* BRIEF
The reply must repeat each entry exactly and contain no pictures.
━━━━━ RECORDS FOR THIS EXERCISE
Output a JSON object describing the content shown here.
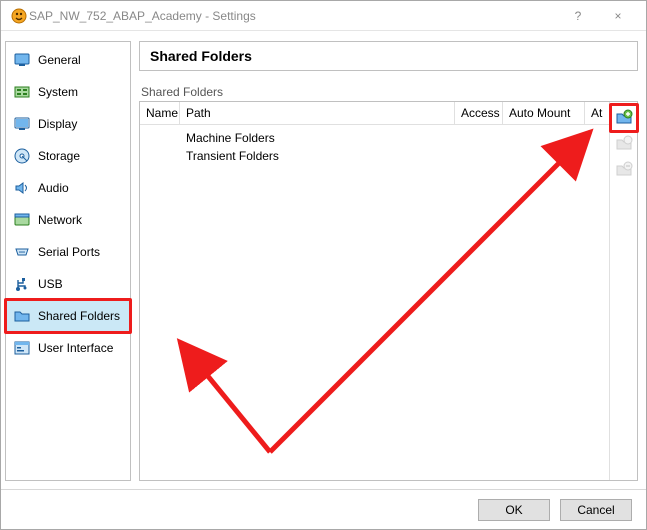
{
  "window": {
    "title": "SAP_NW_752_ABAP_Academy - Settings",
    "help": "?",
    "close": "×"
  },
  "sidebar": {
    "items": [
      {
        "label": "General",
        "icon": "general-icon"
      },
      {
        "label": "System",
        "icon": "system-icon"
      },
      {
        "label": "Display",
        "icon": "display-icon"
      },
      {
        "label": "Storage",
        "icon": "storage-icon"
      },
      {
        "label": "Audio",
        "icon": "audio-icon"
      },
      {
        "label": "Network",
        "icon": "network-icon"
      },
      {
        "label": "Serial Ports",
        "icon": "serial-ports-icon"
      },
      {
        "label": "USB",
        "icon": "usb-icon"
      },
      {
        "label": "Shared Folders",
        "icon": "shared-folders-icon"
      },
      {
        "label": "User Interface",
        "icon": "user-interface-icon"
      }
    ],
    "selected_index": 8
  },
  "main": {
    "section_title": "Shared Folders",
    "group_label": "Shared Folders",
    "columns": {
      "name": "Name",
      "path": "Path",
      "access": "Access",
      "auto_mount": "Auto Mount",
      "at": "At"
    },
    "tree": [
      {
        "label": "Machine Folders"
      },
      {
        "label": "Transient Folders"
      }
    ]
  },
  "footer": {
    "ok": "OK",
    "cancel": "Cancel"
  },
  "colors": {
    "highlight": "#ee1c1c",
    "vb_blue": "#2f8ad8",
    "vb_orange": "#ef8b1a",
    "sel_bg": "#cbe8f6"
  }
}
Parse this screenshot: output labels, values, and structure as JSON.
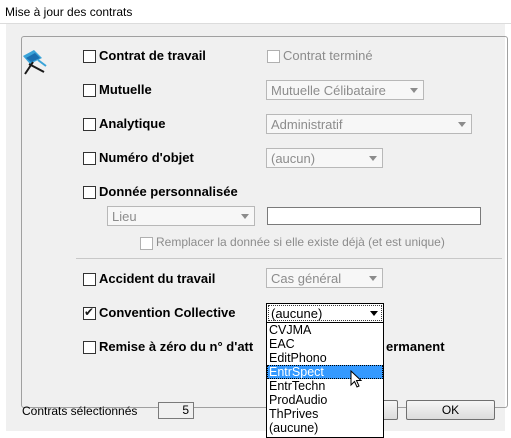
{
  "window": {
    "title": "Mise à jour des contrats"
  },
  "options": {
    "contrat_travail": {
      "label": "Contrat de travail",
      "checked": false
    },
    "contrat_termine": {
      "label": "Contrat terminé",
      "checked": false,
      "disabled": true
    },
    "mutuelle": {
      "label": "Mutuelle",
      "checked": false,
      "value": "Mutuelle Célibataire"
    },
    "analytique": {
      "label": "Analytique",
      "checked": false,
      "value": "Administratif"
    },
    "numero_objet": {
      "label": "Numéro d'objet",
      "checked": false,
      "value": "(aucun)"
    },
    "donnee_perso": {
      "label": "Donnée personnalisée",
      "checked": false,
      "field": "Lieu",
      "text": ""
    },
    "remplacer": {
      "label": "Remplacer la donnée si elle existe déjà (et est unique)",
      "checked": false,
      "disabled": true
    },
    "accident": {
      "label": "Accident du travail",
      "checked": false,
      "value": "Cas général"
    },
    "convention": {
      "label": "Convention Collective",
      "checked": true,
      "value": "(aucune)"
    },
    "remise_zero": {
      "label": "Remise à zéro du n° d'att",
      "label_tail": "ermanent",
      "checked": false
    }
  },
  "convention_dropdown": {
    "items": [
      "CVJMA",
      "EAC",
      "EditPhono",
      "EntrSpect",
      "EntrTechn",
      "ProdAudio",
      "ThPrives",
      "(aucune)"
    ],
    "highlighted": "EntrSpect"
  },
  "footer": {
    "selected_label": "Contrats sélectionnés",
    "selected_count": "5",
    "ok_label": "OK"
  },
  "icons": {
    "app_logo": "blue-chair-logo-icon",
    "cursor": "mouse-pointer-icon"
  }
}
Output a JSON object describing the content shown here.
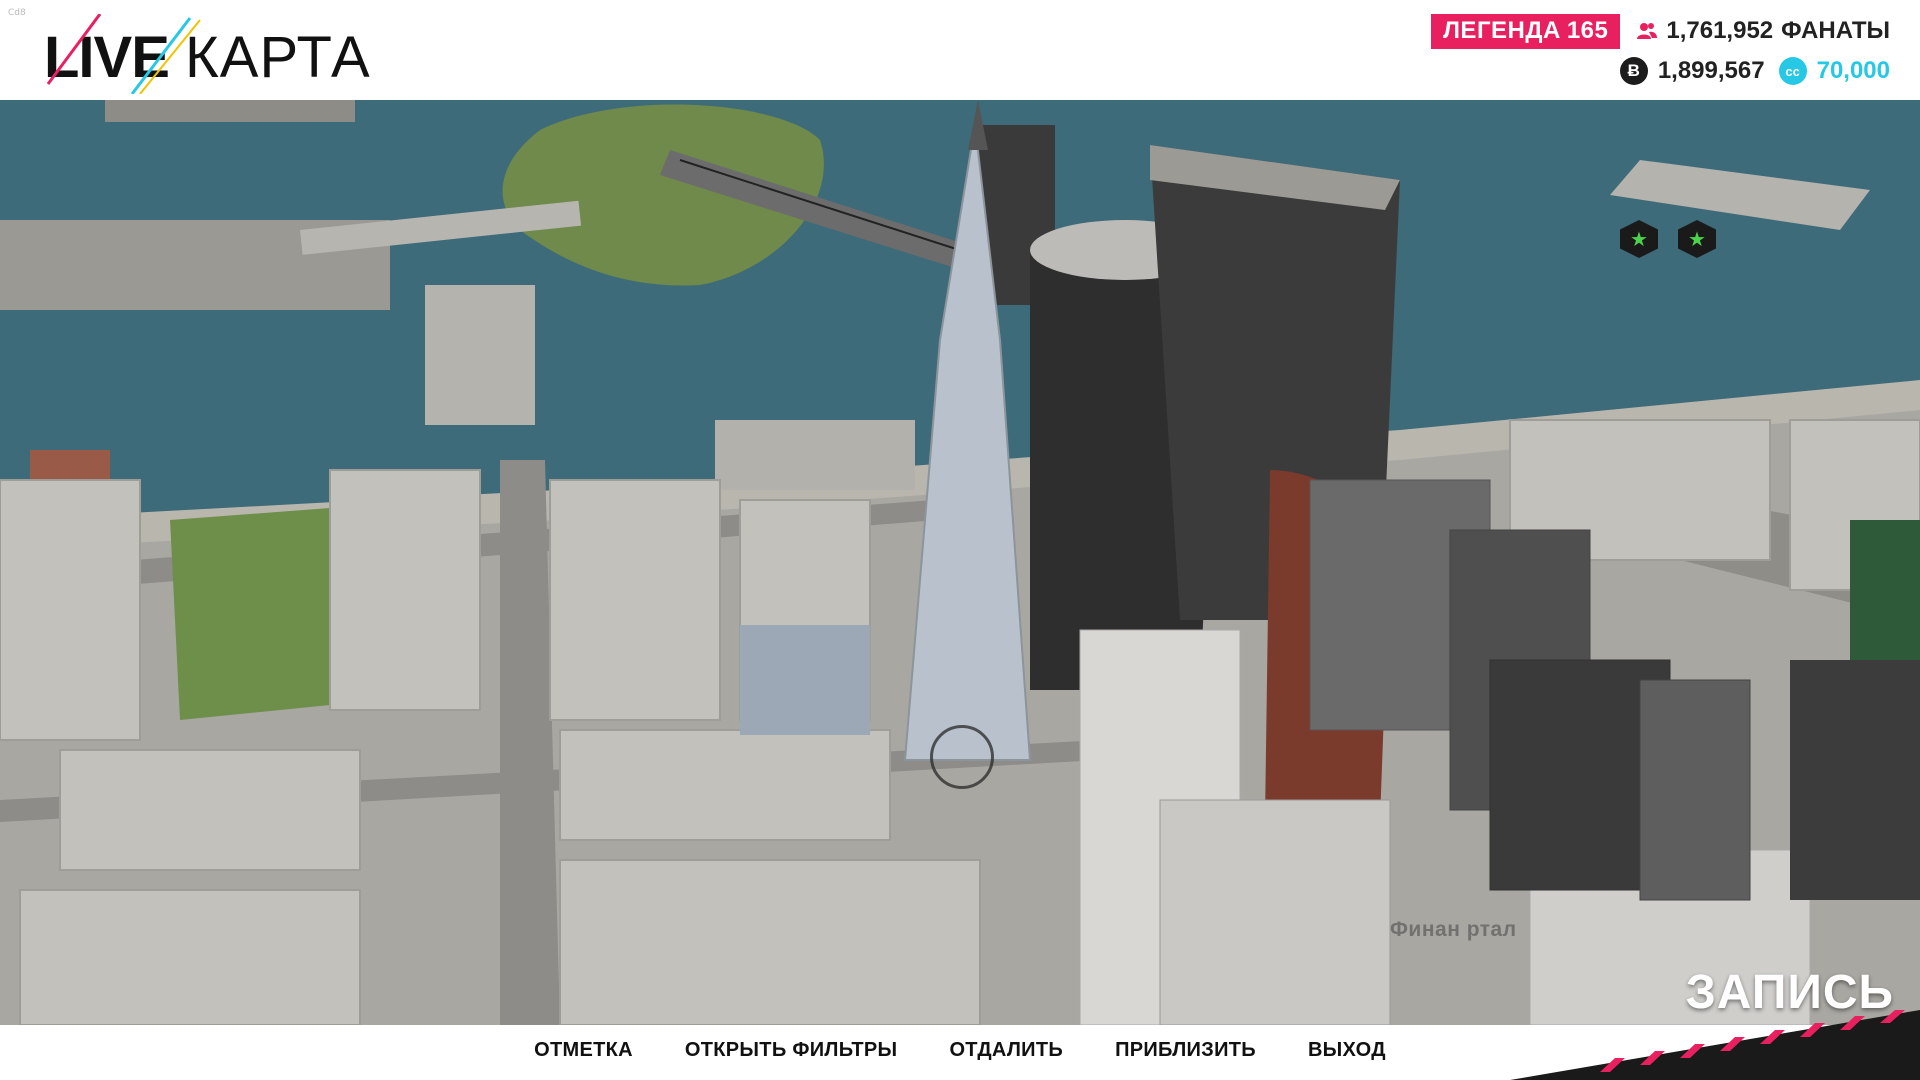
{
  "corner_tag": "Cd8",
  "logo": {
    "part1": "LIVE",
    "part2": "КАРТА"
  },
  "header": {
    "legend_label": "ЛЕГЕНДА",
    "legend_level": "165",
    "fans_count": "1,761,952",
    "fans_label": "ФАНАТЫ",
    "bucks_icon": "Ƀ",
    "bucks": "1,899,567",
    "cc_icon": "cc",
    "cc": "70,000"
  },
  "map": {
    "district_label": "Финан           ртал",
    "record_label": "ЗАПИСЬ"
  },
  "menu": {
    "items": [
      {
        "label": "ОТМЕТКА"
      },
      {
        "label": "ОТКРЫТЬ ФИЛЬТРЫ"
      },
      {
        "label": "ОТДАЛИТЬ"
      },
      {
        "label": "ПРИБЛИЗИТЬ"
      },
      {
        "label": "ВЫХОД"
      }
    ]
  },
  "colors": {
    "accent_pink": "#e9205f",
    "cc_cyan": "#27c7e6",
    "water": "#3d6b7a"
  }
}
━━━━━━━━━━
* SOLUTION TO THE EXERCISE
Output a JSON object describing the content shown here.
{
  "window": {
    "title": "SAP_NW_752_ABAP_Academy - Settings",
    "help": "?",
    "close": "×"
  },
  "sidebar": {
    "items": [
      {
        "label": "General",
        "icon": "general-icon"
      },
      {
        "label": "System",
        "icon": "system-icon"
      },
      {
        "label": "Display",
        "icon": "display-icon"
      },
      {
        "label": "Storage",
        "icon": "storage-icon"
      },
      {
        "label": "Audio",
        "icon": "audio-icon"
      },
      {
        "label": "Network",
        "icon": "network-icon"
      },
      {
        "label": "Serial Ports",
        "icon": "serial-ports-icon"
      },
      {
        "label": "USB",
        "icon": "usb-icon"
      },
      {
        "label": "Shared Folders",
        "icon": "shared-folders-icon"
      },
      {
        "label": "User Interface",
        "icon": "user-interface-icon"
      }
    ],
    "selected_index": 8
  },
  "main": {
    "section_title": "Shared Folders",
    "group_label": "Shared Folders",
    "columns": {
      "name": "Name",
      "path": "Path",
      "access": "Access",
      "auto_mount": "Auto Mount",
      "at": "At"
    },
    "tree": [
      {
        "label": "Machine Folders"
      },
      {
        "label": "Transient Folders"
      }
    ]
  },
  "footer": {
    "ok": "OK",
    "cancel": "Cancel"
  },
  "colors": {
    "highlight": "#ee1c1c",
    "vb_blue": "#2f8ad8",
    "vb_orange": "#ef8b1a",
    "sel_bg": "#cbe8f6"
  }
}
Parse this screenshot: output labels, values, and structure as JSON.
{
  "window": {
    "title": "Mise à jour des contrats"
  },
  "options": {
    "contrat_travail": {
      "label": "Contrat de travail",
      "checked": false
    },
    "contrat_termine": {
      "label": "Contrat terminé",
      "checked": false,
      "disabled": true
    },
    "mutuelle": {
      "label": "Mutuelle",
      "checked": false,
      "value": "Mutuelle Célibataire"
    },
    "analytique": {
      "label": "Analytique",
      "checked": false,
      "value": "Administratif"
    },
    "numero_objet": {
      "label": "Numéro d'objet",
      "checked": false,
      "value": "(aucun)"
    },
    "donnee_perso": {
      "label": "Donnée personnalisée",
      "checked": false,
      "field": "Lieu",
      "text": ""
    },
    "remplacer": {
      "label": "Remplacer la donnée si elle existe déjà (et est unique)",
      "checked": false,
      "disabled": true
    },
    "accident": {
      "label": "Accident du travail",
      "checked": false,
      "value": "Cas général"
    },
    "convention": {
      "label": "Convention Collective",
      "checked": true,
      "value": "(aucune)"
    },
    "remise_zero": {
      "label": "Remise à zéro du n° d'att",
      "label_tail": "ermanent",
      "checked": false
    }
  },
  "convention_dropdown": {
    "items": [
      "CVJMA",
      "EAC",
      "EditPhono",
      "EntrSpect",
      "EntrTechn",
      "ProdAudio",
      "ThPrives",
      "(aucune)"
    ],
    "highlighted": "EntrSpect"
  },
  "footer": {
    "selected_label": "Contrats sélectionnés",
    "selected_count": "5",
    "ok_label": "OK"
  },
  "icons": {
    "app_logo": "blue-chair-logo-icon",
    "cursor": "mouse-pointer-icon"
  }
}
Output a JSON object describing the content shown here.
{
  "corner_tag": "Cd8",
  "logo": {
    "part1": "LIVE",
    "part2": "КАРТА"
  },
  "header": {
    "legend_label": "ЛЕГЕНДА",
    "legend_level": "165",
    "fans_count": "1,761,952",
    "fans_label": "ФАНАТЫ",
    "bucks_icon": "Ƀ",
    "bucks": "1,899,567",
    "cc_icon": "cc",
    "cc": "70,000"
  },
  "map": {
    "district_label": "Финан           ртал",
    "record_label": "ЗАПИСЬ"
  },
  "menu": {
    "items": [
      {
        "label": "ОТМЕТКА"
      },
      {
        "label": "ОТКРЫТЬ ФИЛЬТРЫ"
      },
      {
        "label": "ОТДАЛИТЬ"
      },
      {
        "label": "ПРИБЛИЗИТЬ"
      },
      {
        "label": "ВЫХОД"
      }
    ]
  },
  "colors": {
    "accent_pink": "#e9205f",
    "cc_cyan": "#27c7e6",
    "water": "#3d6b7a"
  }
}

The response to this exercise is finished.